[Stored data]

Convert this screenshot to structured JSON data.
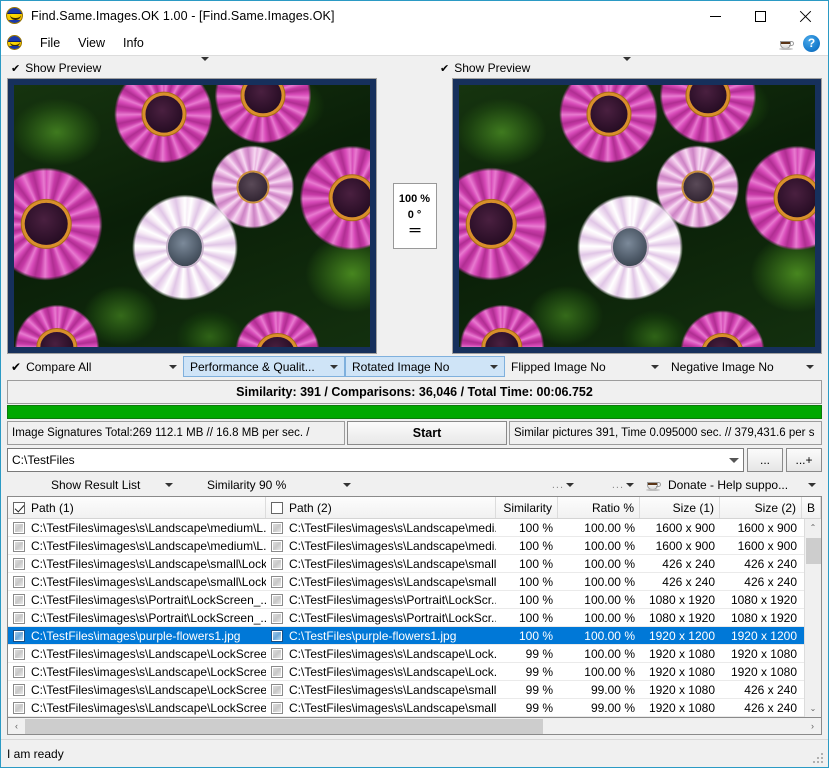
{
  "window": {
    "title": "Find.Same.Images.OK 1.00 - [Find.Same.Images.OK]",
    "app_icon": "smiley-icon",
    "minimize_label": "–",
    "maximize_label": "□",
    "close_label": "✕"
  },
  "menu": {
    "app_icon": "smiley-icon",
    "items": [
      {
        "label": "File"
      },
      {
        "label": "View"
      },
      {
        "label": "Info"
      }
    ],
    "right_icons": [
      {
        "name": "coffee-icon"
      },
      {
        "name": "help-icon",
        "label": "?"
      }
    ]
  },
  "preview": {
    "left": {
      "check": "✔",
      "label": "Show Preview",
      "arrow": "▼"
    },
    "right": {
      "check": "✔",
      "label": "Show Preview",
      "arrow": "▼"
    },
    "middle": {
      "percent": "100 %",
      "angle": "0 °",
      "equal": "=="
    }
  },
  "options_bar": [
    {
      "name": "compare-all",
      "check": "✔",
      "label": "Compare All",
      "highlight": false
    },
    {
      "name": "performance-quality",
      "label": "Performance & Qualit...",
      "highlight": true
    },
    {
      "name": "rotated-image",
      "label": "Rotated Image No",
      "highlight": true
    },
    {
      "name": "flipped-image",
      "label": "Flipped Image No",
      "highlight": false
    },
    {
      "name": "negative-image",
      "label": "Negative Image No",
      "highlight": false
    }
  ],
  "similarity_bar": {
    "text": "Similarity: 391 / Comparisons: 36,046 / Total Time: 00:06.752",
    "progress_color": "#00a800",
    "progress_percent": 100
  },
  "stats": {
    "left": "Image Signatures Total:269  112.1 MB // 16.8 MB per sec. /",
    "start_label": "Start",
    "right": "Similar pictures 391, Time 0.095000 sec. // 379,431.6 per s"
  },
  "path": {
    "value": "C:\\TestFiles",
    "browse_label": "...",
    "browse_add_label": "...+"
  },
  "result_options": [
    {
      "name": "show-result-list",
      "label": "Show Result List"
    },
    {
      "name": "similarity-threshold",
      "label": "Similarity 90 %"
    },
    {
      "name": "extra-options-1",
      "label": "..."
    },
    {
      "name": "extra-options-2",
      "label": "..."
    },
    {
      "name": "donate",
      "label": "Donate - Help suppo...",
      "icon": "coffee-icon"
    }
  ],
  "table": {
    "columns": [
      {
        "key": "path1",
        "label": "Path (1)",
        "checkbox": true,
        "checked": true
      },
      {
        "key": "path2",
        "label": "Path (2)",
        "checkbox": true,
        "checked": false
      },
      {
        "key": "similarity",
        "label": "Similarity"
      },
      {
        "key": "ratio",
        "label": "Ratio %"
      },
      {
        "key": "size1",
        "label": "Size (1)"
      },
      {
        "key": "size2",
        "label": "Size (2)"
      },
      {
        "key": "b",
        "label": "B"
      }
    ],
    "rows": [
      {
        "path1": "C:\\TestFiles\\images\\s\\Landscape\\medium\\L...",
        "path2": "C:\\TestFiles\\images\\s\\Landscape\\medi...",
        "similarity": "100 %",
        "ratio": "100.00 %",
        "size1": "1600 x 900",
        "size2": "1600 x 900",
        "b": "",
        "selected": false
      },
      {
        "path1": "C:\\TestFiles\\images\\s\\Landscape\\medium\\L...",
        "path2": "C:\\TestFiles\\images\\s\\Landscape\\medi...",
        "similarity": "100 %",
        "ratio": "100.00 %",
        "size1": "1600 x 900",
        "size2": "1600 x 900",
        "b": "",
        "selected": false
      },
      {
        "path1": "C:\\TestFiles\\images\\s\\Landscape\\small\\Lock...",
        "path2": "C:\\TestFiles\\images\\s\\Landscape\\small...",
        "similarity": "100 %",
        "ratio": "100.00 %",
        "size1": "426 x 240",
        "size2": "426 x 240",
        "b": "",
        "selected": false
      },
      {
        "path1": "C:\\TestFiles\\images\\s\\Landscape\\small\\Lock...",
        "path2": "C:\\TestFiles\\images\\s\\Landscape\\small...",
        "similarity": "100 %",
        "ratio": "100.00 %",
        "size1": "426 x 240",
        "size2": "426 x 240",
        "b": "",
        "selected": false
      },
      {
        "path1": "C:\\TestFiles\\images\\s\\Portrait\\LockScreen_...",
        "path2": "C:\\TestFiles\\images\\s\\Portrait\\LockScr...",
        "similarity": "100 %",
        "ratio": "100.00 %",
        "size1": "1080 x 1920",
        "size2": "1080 x 1920",
        "b": "",
        "selected": false
      },
      {
        "path1": "C:\\TestFiles\\images\\s\\Portrait\\LockScreen_...",
        "path2": "C:\\TestFiles\\images\\s\\Portrait\\LockScr...",
        "similarity": "100 %",
        "ratio": "100.00 %",
        "size1": "1080 x 1920",
        "size2": "1080 x 1920",
        "b": "",
        "selected": false
      },
      {
        "path1": "C:\\TestFiles\\images\\purple-flowers1.jpg",
        "path2": "C:\\TestFiles\\purple-flowers1.jpg",
        "similarity": "100 %",
        "ratio": "100.00 %",
        "size1": "1920 x 1200",
        "size2": "1920 x 1200",
        "b": "",
        "selected": true
      },
      {
        "path1": "C:\\TestFiles\\images\\s\\Landscape\\LockScree...",
        "path2": "C:\\TestFiles\\images\\s\\Landscape\\Lock...",
        "similarity": "99 %",
        "ratio": "100.00 %",
        "size1": "1920 x 1080",
        "size2": "1920 x 1080",
        "b": "",
        "selected": false
      },
      {
        "path1": "C:\\TestFiles\\images\\s\\Landscape\\LockScree...",
        "path2": "C:\\TestFiles\\images\\s\\Landscape\\Lock...",
        "similarity": "99 %",
        "ratio": "100.00 %",
        "size1": "1920 x 1080",
        "size2": "1920 x 1080",
        "b": "",
        "selected": false
      },
      {
        "path1": "C:\\TestFiles\\images\\s\\Landscape\\LockScree...",
        "path2": "C:\\TestFiles\\images\\s\\Landscape\\small...",
        "similarity": "99 %",
        "ratio": "99.00 %",
        "size1": "1920 x 1080",
        "size2": "426 x 240",
        "b": "",
        "selected": false
      },
      {
        "path1": "C:\\TestFiles\\images\\s\\Landscape\\LockScree",
        "path2": "C:\\TestFiles\\images\\s\\Landscape\\small",
        "similarity": "99 %",
        "ratio": "99.00 %",
        "size1": "1920 x 1080",
        "size2": "426 x 240",
        "b": "",
        "selected": false
      }
    ],
    "scroll_up": "⌃",
    "scroll_down": "⌄",
    "scroll_left": "‹",
    "scroll_right": "›"
  },
  "status": {
    "text": "I am ready"
  },
  "colors": {
    "selection": "#0078d7",
    "progress": "#00a800",
    "image_frame": "#16305c",
    "window_border": "#2b9ac4"
  }
}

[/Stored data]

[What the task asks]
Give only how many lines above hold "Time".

[Output for this exercise]
2